English French German Italian Portuguese Spanish

Celebrate KDE's Anniversary - 10 Years of Linux Desktop

Filed under
KDE

KDE is going to celebrate its 10th anniversary. On 14th October 1996, Matthias Ettrich announced the beginning of a project which is now one of the biggest and most exciting open source projects. To celebrate this event we'd like to invite you to our little birthday party on

Friday, October 13th, 2006 in the Technische Akademie Esslingen in Ostfildern (near Stuttgart)

The day will have an official presentation part (9:30 - 16:30) and a celebration part which will start at 19:00 and we'll party into the actual anniversary.

Matthias Ettrich and Mark Shuttleworth will be keynote speakers.
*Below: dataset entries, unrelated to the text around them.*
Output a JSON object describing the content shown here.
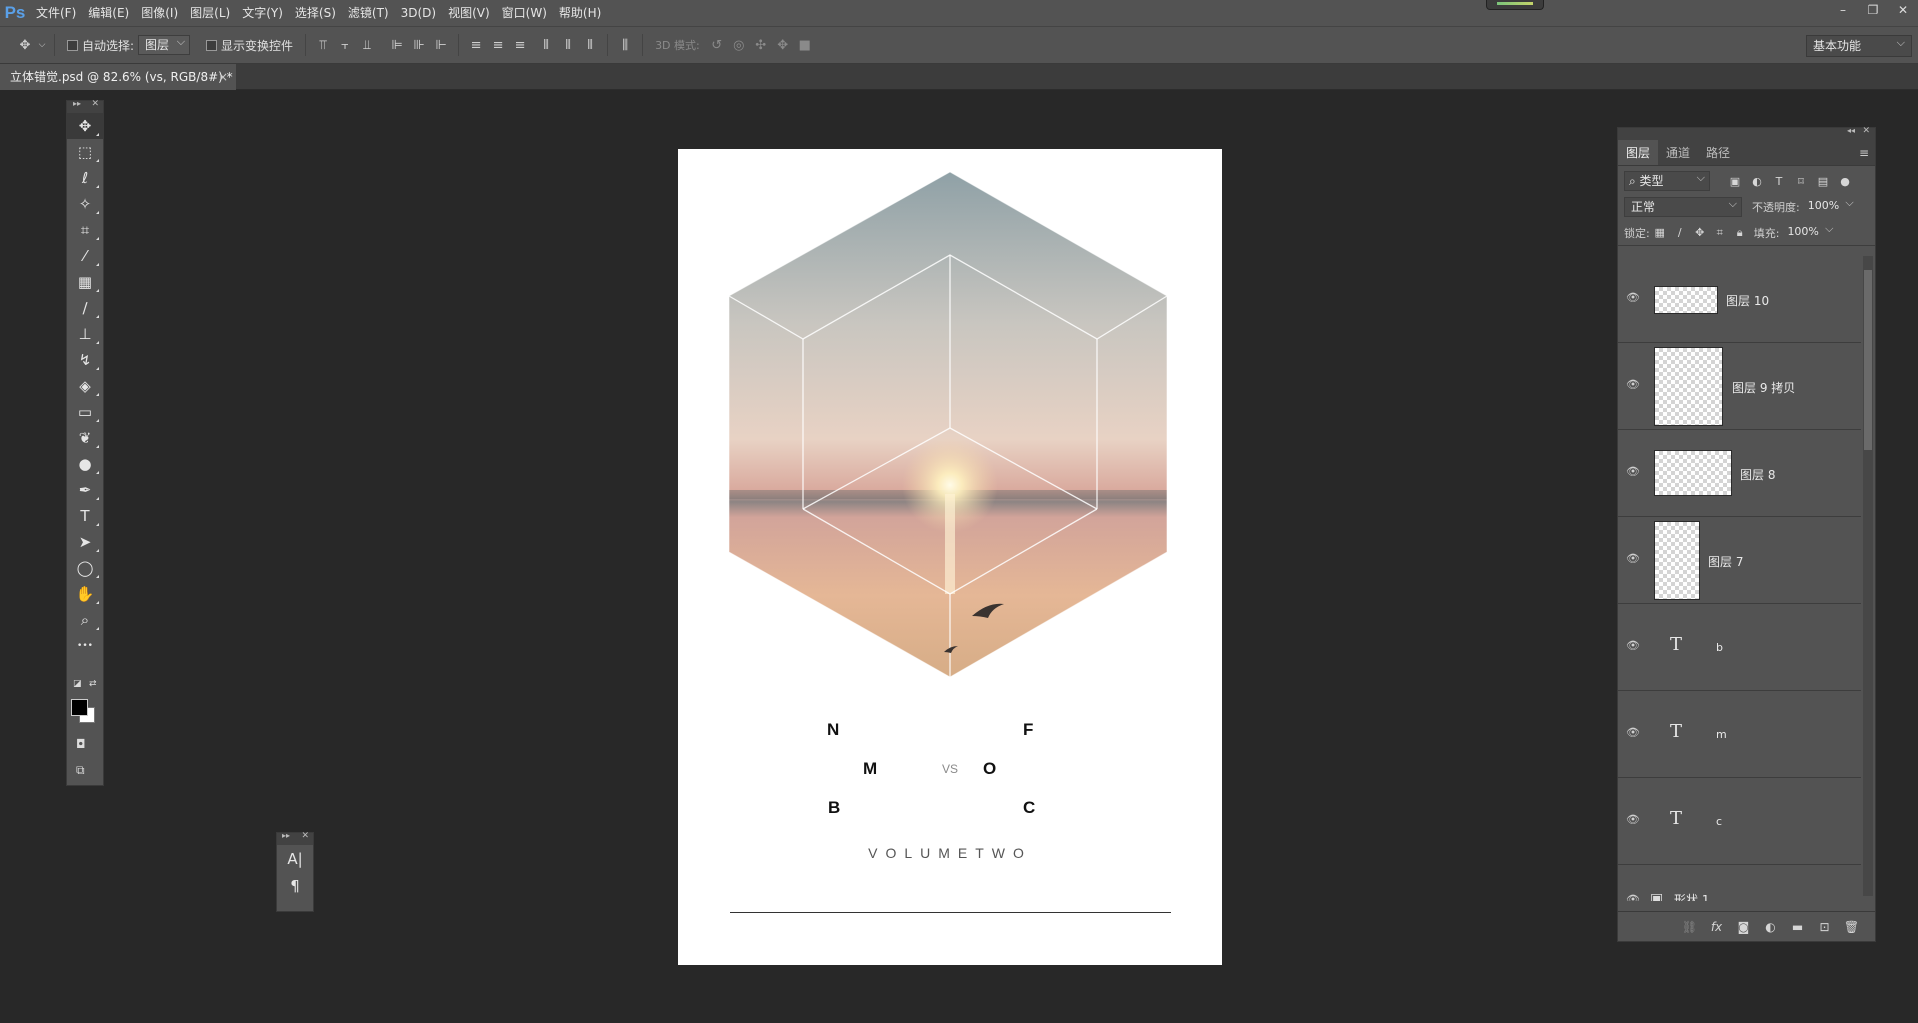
{
  "app": {
    "logo": "Ps",
    "menus": [
      "文件(F)",
      "编辑(E)",
      "图像(I)",
      "图层(L)",
      "文字(Y)",
      "选择(S)",
      "滤镜(T)",
      "3D(D)",
      "视图(V)",
      "窗口(W)",
      "帮助(H)"
    ],
    "window_controls": [
      "–",
      "❐",
      "✕"
    ]
  },
  "options": {
    "auto_select_label": "自动选择:",
    "auto_select_value": "图层",
    "show_transform_label": "显示变换控件",
    "mode_3d_label": "3D 模式:",
    "workspace": "基本功能"
  },
  "document": {
    "tab_title": "立体错觉.psd @ 82.6% (vs, RGB/8#) *",
    "tab_close": "×"
  },
  "poster": {
    "letters": {
      "n": "N",
      "f": "F",
      "m": "M",
      "o": "O",
      "b": "B",
      "c": "C"
    },
    "vs": "VS",
    "volume": "VOLUMETWO"
  },
  "tools": [
    {
      "name": "move-tool",
      "glyph": "✥"
    },
    {
      "name": "marquee-tool",
      "glyph": "⬚"
    },
    {
      "name": "lasso-tool",
      "glyph": "ℓ"
    },
    {
      "name": "magic-wand-tool",
      "glyph": "✧"
    },
    {
      "name": "crop-tool",
      "glyph": "⌗"
    },
    {
      "name": "eyedropper-tool",
      "glyph": "⁄"
    },
    {
      "name": "healing-brush-tool",
      "glyph": "▦"
    },
    {
      "name": "brush-tool",
      "glyph": "∕"
    },
    {
      "name": "stamp-tool",
      "glyph": "⊥"
    },
    {
      "name": "history-brush-tool",
      "glyph": "↯"
    },
    {
      "name": "eraser-tool",
      "glyph": "◈"
    },
    {
      "name": "gradient-tool",
      "glyph": "▭"
    },
    {
      "name": "blur-tool",
      "glyph": "❦"
    },
    {
      "name": "dodge-tool",
      "glyph": "●"
    },
    {
      "name": "pen-tool",
      "glyph": "✒"
    },
    {
      "name": "type-tool",
      "glyph": "T"
    },
    {
      "name": "path-selection-tool",
      "glyph": "➤"
    },
    {
      "name": "ellipse-tool",
      "glyph": "◯"
    },
    {
      "name": "hand-tool",
      "glyph": "✋"
    },
    {
      "name": "zoom-tool",
      "glyph": "⌕"
    },
    {
      "name": "more-tools",
      "glyph": "•••"
    }
  ],
  "char_panel": {
    "char_icon": "A|",
    "para_icon": "¶"
  },
  "layers_panel": {
    "tabs": [
      "图层",
      "通道",
      "路径"
    ],
    "filter_kind": "类型",
    "blend_mode": "正常",
    "opacity_label": "不透明度:",
    "opacity_value": "100%",
    "lock_label": "锁定:",
    "fill_label": "填充:",
    "fill_value": "100%",
    "layers": [
      {
        "name": "图层 10",
        "kind": "pixel"
      },
      {
        "name": "图层 9 拷贝",
        "kind": "pixel"
      },
      {
        "name": "图层 8",
        "kind": "pixel"
      },
      {
        "name": "图层 7",
        "kind": "pixel"
      },
      {
        "name": "b",
        "kind": "text"
      },
      {
        "name": "m",
        "kind": "text"
      },
      {
        "name": "c",
        "kind": "text"
      },
      {
        "name": "形状 1",
        "kind": "shape"
      }
    ]
  }
}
Moreover we have compiled an exciting track of presentations about KDE and the Linux desktop.

Register here.

More in Tux Machines

Today in Techrights
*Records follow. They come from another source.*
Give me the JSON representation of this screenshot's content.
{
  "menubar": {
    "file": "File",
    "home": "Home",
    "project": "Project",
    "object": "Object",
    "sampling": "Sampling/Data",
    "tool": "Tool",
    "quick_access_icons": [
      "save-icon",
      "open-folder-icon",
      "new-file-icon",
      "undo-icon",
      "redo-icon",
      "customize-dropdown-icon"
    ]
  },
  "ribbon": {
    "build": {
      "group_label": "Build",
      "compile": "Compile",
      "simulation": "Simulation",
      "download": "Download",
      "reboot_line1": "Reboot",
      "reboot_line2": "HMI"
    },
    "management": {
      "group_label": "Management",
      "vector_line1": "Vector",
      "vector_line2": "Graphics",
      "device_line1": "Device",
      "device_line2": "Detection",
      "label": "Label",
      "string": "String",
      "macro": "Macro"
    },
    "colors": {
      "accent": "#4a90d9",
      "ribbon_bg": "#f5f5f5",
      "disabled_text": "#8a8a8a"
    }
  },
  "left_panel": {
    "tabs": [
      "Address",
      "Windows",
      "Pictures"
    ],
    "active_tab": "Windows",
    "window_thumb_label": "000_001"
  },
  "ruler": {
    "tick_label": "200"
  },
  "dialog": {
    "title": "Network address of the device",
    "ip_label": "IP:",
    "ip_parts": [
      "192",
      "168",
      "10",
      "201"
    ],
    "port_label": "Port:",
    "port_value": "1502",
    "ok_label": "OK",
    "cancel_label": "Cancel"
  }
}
8 Top Ubuntu server Web GUI Management Panels

Ubuntu Server with command-line interface might sound little bit wired to newbies because of no previous familiarization. Thus, if you are new to Ubuntu Linux server running on your local hardware or some Cloud hosting and planning to install some Linux Desktop Graphical environment (GUI) over it; I would like to recommend don’t, until and unless you don’t have supported hardware. Instead, think about free and open-source Ubuntu server Web GUI Management panels. Moreover, for a moment, you can think about Desktop Graphical environment for your local server but if you have some Linux cloud hosting server, never do it. I am saying this because Ubuntu or any other Linux server operating systems are built to run on low hardware resources, thus even old computer/server hardware can easily handle it. GUI means more RAM and hard disk storage space. Read more

Android Leftovers
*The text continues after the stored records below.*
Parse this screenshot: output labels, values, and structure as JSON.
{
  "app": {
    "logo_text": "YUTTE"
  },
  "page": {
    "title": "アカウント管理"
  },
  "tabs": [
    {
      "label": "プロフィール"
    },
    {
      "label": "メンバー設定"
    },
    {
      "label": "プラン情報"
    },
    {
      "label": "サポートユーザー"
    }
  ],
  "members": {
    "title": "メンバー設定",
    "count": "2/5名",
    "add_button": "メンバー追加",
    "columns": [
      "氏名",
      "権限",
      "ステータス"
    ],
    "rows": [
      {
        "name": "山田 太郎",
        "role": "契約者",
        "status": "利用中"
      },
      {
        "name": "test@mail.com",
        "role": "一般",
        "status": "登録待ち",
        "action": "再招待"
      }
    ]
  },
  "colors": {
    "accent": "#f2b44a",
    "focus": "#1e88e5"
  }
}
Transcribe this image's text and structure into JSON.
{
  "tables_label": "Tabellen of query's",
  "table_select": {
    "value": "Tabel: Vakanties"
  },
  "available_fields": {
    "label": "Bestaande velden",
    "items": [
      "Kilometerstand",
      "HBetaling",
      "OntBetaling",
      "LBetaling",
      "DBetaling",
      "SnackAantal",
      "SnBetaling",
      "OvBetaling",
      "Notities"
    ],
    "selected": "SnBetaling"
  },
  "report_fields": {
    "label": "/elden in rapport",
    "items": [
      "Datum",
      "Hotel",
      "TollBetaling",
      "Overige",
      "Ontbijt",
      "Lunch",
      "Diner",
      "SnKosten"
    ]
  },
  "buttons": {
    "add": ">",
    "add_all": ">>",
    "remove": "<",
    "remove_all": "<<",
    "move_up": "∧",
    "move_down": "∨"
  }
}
Ubuntu 18.10 Cosmic Cuttlefish reaches end of life on Thursday, upgrade now

Canonical, earlier this month, announced that Ubuntu 18.10 Cosmic Cuttlefish will be reaching end-of-life status this Thursday, making now the ideal time to upgrade to a later version. As with all non-Long Term Support (LTS) releases, 18.10 had nine months of support following its release last October. When distributions reach their end-of-life stage, they no longer receive security updates. While you may be relatively safe at first, the longer you keep running an unpatched system, the more likely it is that your system will become compromised putting your data at risk. If you’d like to move on from Ubuntu 18.10, you’ve got two options; you can either perform a clean install of a more up-to-date version of Ubuntu or you can do an in-place upgrade. Read more